[Opening TASK DATA section]
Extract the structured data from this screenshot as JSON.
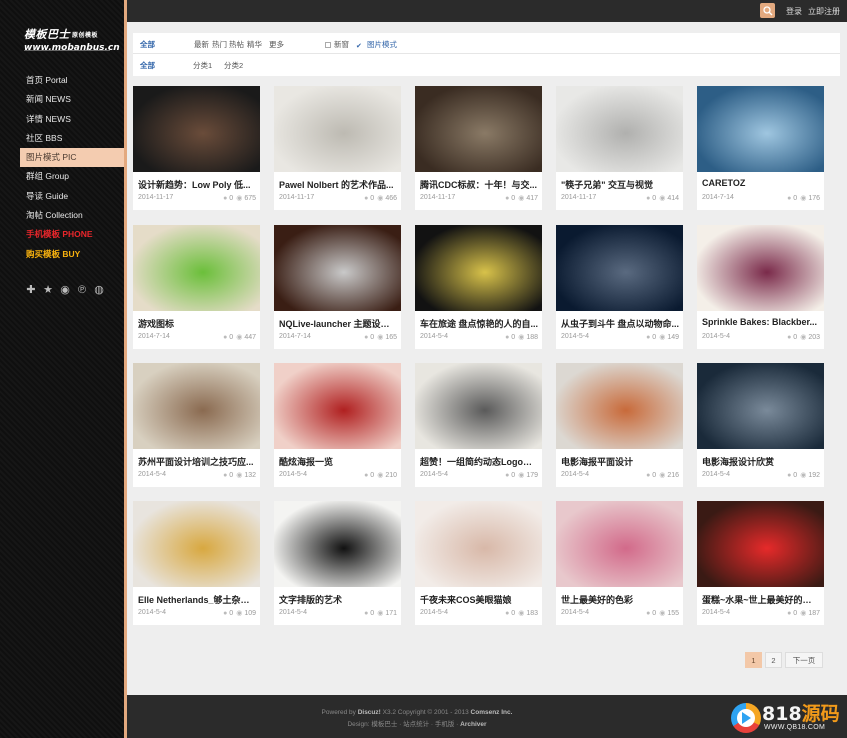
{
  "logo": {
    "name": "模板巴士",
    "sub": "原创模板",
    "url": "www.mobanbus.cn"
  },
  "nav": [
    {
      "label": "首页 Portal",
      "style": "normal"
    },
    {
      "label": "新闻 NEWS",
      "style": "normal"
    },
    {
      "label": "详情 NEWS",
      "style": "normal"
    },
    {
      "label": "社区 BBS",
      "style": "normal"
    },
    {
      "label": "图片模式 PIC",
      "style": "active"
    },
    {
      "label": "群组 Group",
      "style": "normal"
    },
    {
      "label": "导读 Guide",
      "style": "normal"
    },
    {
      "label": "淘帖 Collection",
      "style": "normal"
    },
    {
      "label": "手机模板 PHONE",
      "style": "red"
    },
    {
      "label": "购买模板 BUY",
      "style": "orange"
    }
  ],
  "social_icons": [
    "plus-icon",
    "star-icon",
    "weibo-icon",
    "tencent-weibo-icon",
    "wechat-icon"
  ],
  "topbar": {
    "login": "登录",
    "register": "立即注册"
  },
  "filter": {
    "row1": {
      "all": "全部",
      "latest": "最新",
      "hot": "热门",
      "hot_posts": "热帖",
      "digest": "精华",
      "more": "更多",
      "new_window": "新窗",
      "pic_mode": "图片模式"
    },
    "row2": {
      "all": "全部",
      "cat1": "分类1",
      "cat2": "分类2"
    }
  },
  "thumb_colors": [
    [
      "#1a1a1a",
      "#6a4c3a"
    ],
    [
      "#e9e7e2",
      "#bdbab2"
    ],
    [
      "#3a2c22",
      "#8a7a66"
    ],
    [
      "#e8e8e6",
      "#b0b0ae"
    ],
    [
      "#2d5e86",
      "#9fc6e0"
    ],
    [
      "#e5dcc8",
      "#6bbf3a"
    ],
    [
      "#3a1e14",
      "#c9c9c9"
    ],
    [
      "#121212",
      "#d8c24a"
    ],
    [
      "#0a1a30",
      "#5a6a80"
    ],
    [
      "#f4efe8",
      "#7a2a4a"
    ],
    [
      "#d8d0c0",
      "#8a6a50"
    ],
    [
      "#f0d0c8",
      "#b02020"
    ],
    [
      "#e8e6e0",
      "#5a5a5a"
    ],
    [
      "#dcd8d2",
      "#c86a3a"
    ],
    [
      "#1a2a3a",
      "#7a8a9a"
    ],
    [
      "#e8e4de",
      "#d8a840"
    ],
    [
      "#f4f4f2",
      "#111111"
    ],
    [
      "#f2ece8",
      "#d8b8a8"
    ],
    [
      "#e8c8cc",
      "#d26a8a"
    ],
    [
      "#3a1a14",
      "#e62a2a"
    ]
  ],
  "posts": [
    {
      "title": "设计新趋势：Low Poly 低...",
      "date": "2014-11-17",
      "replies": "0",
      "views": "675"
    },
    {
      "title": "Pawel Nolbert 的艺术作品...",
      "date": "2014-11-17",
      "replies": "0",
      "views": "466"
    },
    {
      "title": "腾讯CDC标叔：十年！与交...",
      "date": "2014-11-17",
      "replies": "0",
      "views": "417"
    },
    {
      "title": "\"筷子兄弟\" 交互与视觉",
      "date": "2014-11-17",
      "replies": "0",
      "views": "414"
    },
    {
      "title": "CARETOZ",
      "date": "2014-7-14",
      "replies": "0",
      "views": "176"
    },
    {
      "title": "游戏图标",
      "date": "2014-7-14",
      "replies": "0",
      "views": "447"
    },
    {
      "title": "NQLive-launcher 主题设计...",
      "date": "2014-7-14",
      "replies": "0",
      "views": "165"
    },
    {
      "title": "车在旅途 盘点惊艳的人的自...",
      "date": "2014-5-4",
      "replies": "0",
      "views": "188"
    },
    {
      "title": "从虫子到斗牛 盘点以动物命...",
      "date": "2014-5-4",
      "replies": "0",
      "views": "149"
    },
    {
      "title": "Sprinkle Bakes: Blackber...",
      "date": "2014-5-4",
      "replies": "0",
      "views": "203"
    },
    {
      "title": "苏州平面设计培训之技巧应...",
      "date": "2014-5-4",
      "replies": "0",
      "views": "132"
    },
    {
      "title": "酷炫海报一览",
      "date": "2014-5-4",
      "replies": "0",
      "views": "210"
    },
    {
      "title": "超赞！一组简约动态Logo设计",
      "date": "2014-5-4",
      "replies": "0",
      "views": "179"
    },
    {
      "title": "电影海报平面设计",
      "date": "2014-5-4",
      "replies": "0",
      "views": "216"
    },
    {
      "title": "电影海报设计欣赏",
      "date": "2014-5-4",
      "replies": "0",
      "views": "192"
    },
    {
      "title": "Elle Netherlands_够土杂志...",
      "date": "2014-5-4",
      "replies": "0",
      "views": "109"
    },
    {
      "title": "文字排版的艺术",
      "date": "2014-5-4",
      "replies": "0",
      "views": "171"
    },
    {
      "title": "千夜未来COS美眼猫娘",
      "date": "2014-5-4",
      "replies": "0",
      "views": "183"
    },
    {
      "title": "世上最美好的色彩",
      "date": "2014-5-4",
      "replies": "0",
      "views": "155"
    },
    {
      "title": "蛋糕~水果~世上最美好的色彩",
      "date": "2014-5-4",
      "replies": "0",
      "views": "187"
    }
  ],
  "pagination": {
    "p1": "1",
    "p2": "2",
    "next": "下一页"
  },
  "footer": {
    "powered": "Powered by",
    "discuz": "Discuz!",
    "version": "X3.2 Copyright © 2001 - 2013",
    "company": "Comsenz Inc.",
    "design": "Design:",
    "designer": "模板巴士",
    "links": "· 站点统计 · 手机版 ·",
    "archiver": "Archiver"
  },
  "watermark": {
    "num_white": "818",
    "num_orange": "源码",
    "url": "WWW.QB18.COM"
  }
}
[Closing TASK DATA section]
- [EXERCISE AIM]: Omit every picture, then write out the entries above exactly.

- [EXERCISE RESPONSE]:
Extract the structured data from this screenshot as JSON.
{
  "logo": {
    "name": "模板巴士",
    "sub": "原创模板",
    "url": "www.mobanbus.cn"
  },
  "nav": [
    {
      "label": "首页 Portal",
      "style": "normal"
    },
    {
      "label": "新闻 NEWS",
      "style": "normal"
    },
    {
      "label": "详情 NEWS",
      "style": "normal"
    },
    {
      "label": "社区 BBS",
      "style": "normal"
    },
    {
      "label": "图片模式 PIC",
      "style": "active"
    },
    {
      "label": "群组 Group",
      "style": "normal"
    },
    {
      "label": "导读 Guide",
      "style": "normal"
    },
    {
      "label": "淘帖 Collection",
      "style": "normal"
    },
    {
      "label": "手机模板 PHONE",
      "style": "red"
    },
    {
      "label": "购买模板 BUY",
      "style": "orange"
    }
  ],
  "social_icons": [
    "plus-icon",
    "star-icon",
    "weibo-icon",
    "tencent-weibo-icon",
    "wechat-icon"
  ],
  "topbar": {
    "login": "登录",
    "register": "立即注册"
  },
  "filter": {
    "row1": {
      "all": "全部",
      "latest": "最新",
      "hot": "热门",
      "hot_posts": "热帖",
      "digest": "精华",
      "more": "更多",
      "new_window": "新窗",
      "pic_mode": "图片模式"
    },
    "row2": {
      "all": "全部",
      "cat1": "分类1",
      "cat2": "分类2"
    }
  },
  "thumb_colors": [
    [
      "#1a1a1a",
      "#6a4c3a"
    ],
    [
      "#e9e7e2",
      "#bdbab2"
    ],
    [
      "#3a2c22",
      "#8a7a66"
    ],
    [
      "#e8e8e6",
      "#b0b0ae"
    ],
    [
      "#2d5e86",
      "#9fc6e0"
    ],
    [
      "#e5dcc8",
      "#6bbf3a"
    ],
    [
      "#3a1e14",
      "#c9c9c9"
    ],
    [
      "#121212",
      "#d8c24a"
    ],
    [
      "#0a1a30",
      "#5a6a80"
    ],
    [
      "#f4efe8",
      "#7a2a4a"
    ],
    [
      "#d8d0c0",
      "#8a6a50"
    ],
    [
      "#f0d0c8",
      "#b02020"
    ],
    [
      "#e8e6e0",
      "#5a5a5a"
    ],
    [
      "#dcd8d2",
      "#c86a3a"
    ],
    [
      "#1a2a3a",
      "#7a8a9a"
    ],
    [
      "#e8e4de",
      "#d8a840"
    ],
    [
      "#f4f4f2",
      "#111111"
    ],
    [
      "#f2ece8",
      "#d8b8a8"
    ],
    [
      "#e8c8cc",
      "#d26a8a"
    ],
    [
      "#3a1a14",
      "#e62a2a"
    ]
  ],
  "posts": [
    {
      "title": "设计新趋势：Low Poly 低...",
      "date": "2014-11-17",
      "replies": "0",
      "views": "675"
    },
    {
      "title": "Pawel Nolbert 的艺术作品...",
      "date": "2014-11-17",
      "replies": "0",
      "views": "466"
    },
    {
      "title": "腾讯CDC标叔：十年！与交...",
      "date": "2014-11-17",
      "replies": "0",
      "views": "417"
    },
    {
      "title": "\"筷子兄弟\" 交互与视觉",
      "date": "2014-11-17",
      "replies": "0",
      "views": "414"
    },
    {
      "title": "CARETOZ",
      "date": "2014-7-14",
      "replies": "0",
      "views": "176"
    },
    {
      "title": "游戏图标",
      "date": "2014-7-14",
      "replies": "0",
      "views": "447"
    },
    {
      "title": "NQLive-launcher 主题设计...",
      "date": "2014-7-14",
      "replies": "0",
      "views": "165"
    },
    {
      "title": "车在旅途 盘点惊艳的人的自...",
      "date": "2014-5-4",
      "replies": "0",
      "views": "188"
    },
    {
      "title": "从虫子到斗牛 盘点以动物命...",
      "date": "2014-5-4",
      "replies": "0",
      "views": "149"
    },
    {
      "title": "Sprinkle Bakes: Blackber...",
      "date": "2014-5-4",
      "replies": "0",
      "views": "203"
    },
    {
      "title": "苏州平面设计培训之技巧应...",
      "date": "2014-5-4",
      "replies": "0",
      "views": "132"
    },
    {
      "title": "酷炫海报一览",
      "date": "2014-5-4",
      "replies": "0",
      "views": "210"
    },
    {
      "title": "超赞！一组简约动态Logo设计",
      "date": "2014-5-4",
      "replies": "0",
      "views": "179"
    },
    {
      "title": "电影海报平面设计",
      "date": "2014-5-4",
      "replies": "0",
      "views": "216"
    },
    {
      "title": "电影海报设计欣赏",
      "date": "2014-5-4",
      "replies": "0",
      "views": "192"
    },
    {
      "title": "Elle Netherlands_够土杂志...",
      "date": "2014-5-4",
      "replies": "0",
      "views": "109"
    },
    {
      "title": "文字排版的艺术",
      "date": "2014-5-4",
      "replies": "0",
      "views": "171"
    },
    {
      "title": "千夜未来COS美眼猫娘",
      "date": "2014-5-4",
      "replies": "0",
      "views": "183"
    },
    {
      "title": "世上最美好的色彩",
      "date": "2014-5-4",
      "replies": "0",
      "views": "155"
    },
    {
      "title": "蛋糕~水果~世上最美好的色彩",
      "date": "2014-5-4",
      "replies": "0",
      "views": "187"
    }
  ],
  "pagination": {
    "p1": "1",
    "p2": "2",
    "next": "下一页"
  },
  "footer": {
    "powered": "Powered by",
    "discuz": "Discuz!",
    "version": "X3.2 Copyright © 2001 - 2013",
    "company": "Comsenz Inc.",
    "design": "Design:",
    "designer": "模板巴士",
    "links": "· 站点统计 · 手机版 ·",
    "archiver": "Archiver"
  },
  "watermark": {
    "num_white": "818",
    "num_orange": "源码",
    "url": "WWW.QB18.COM"
  }
}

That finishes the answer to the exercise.